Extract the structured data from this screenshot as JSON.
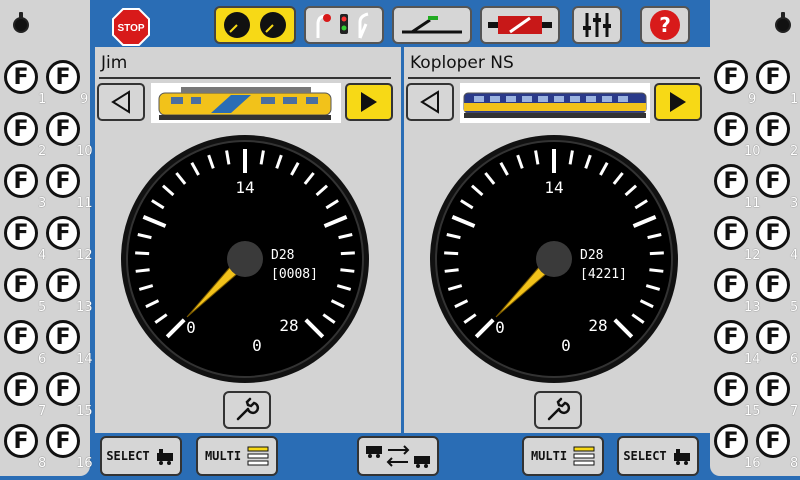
{
  "toolbar": {
    "stop_label": "STOP",
    "help_label": "?"
  },
  "function_key_label": "F",
  "left_functions": {
    "col1": [
      "1",
      "2",
      "3",
      "4",
      "5",
      "6",
      "7",
      "8"
    ],
    "col2": [
      "9",
      "10",
      "11",
      "12",
      "13",
      "14",
      "15",
      "16"
    ]
  },
  "right_functions": {
    "col1": [
      "9",
      "10",
      "11",
      "12",
      "13",
      "14",
      "15",
      "16"
    ],
    "col2": [
      "1",
      "2",
      "3",
      "4",
      "5",
      "6",
      "7",
      "8"
    ]
  },
  "locos": [
    {
      "name": "Jim",
      "gauge": {
        "top_label": "14",
        "min_label": "0",
        "max_label": "28",
        "speed": "0",
        "step_mode": "D28",
        "address": "[0008]",
        "speed_fraction": 0
      }
    },
    {
      "name": "Koploper NS",
      "gauge": {
        "top_label": "14",
        "min_label": "0",
        "max_label": "28",
        "speed": "0",
        "step_mode": "D28",
        "address": "[4221]",
        "speed_fraction": 0
      }
    }
  ],
  "bottom": {
    "select_label": "SELECT",
    "multi_label": "MULTI"
  },
  "colors": {
    "accent": "#f7d916",
    "background": "#2a6db5",
    "panel": "#d3d3d3"
  }
}
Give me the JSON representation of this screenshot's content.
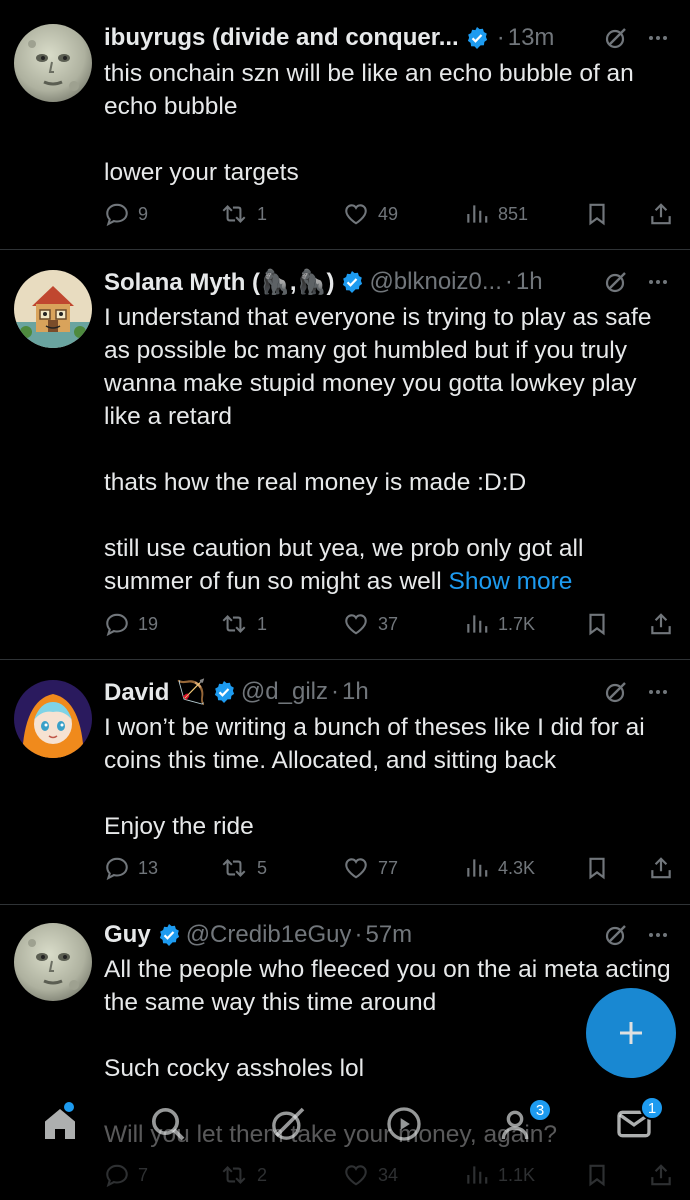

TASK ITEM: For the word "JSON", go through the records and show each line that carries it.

EXERCISE RESULT:
Extract the structured data from this screenshot as JSON.
Give me the JSON representation of this screenshot's content.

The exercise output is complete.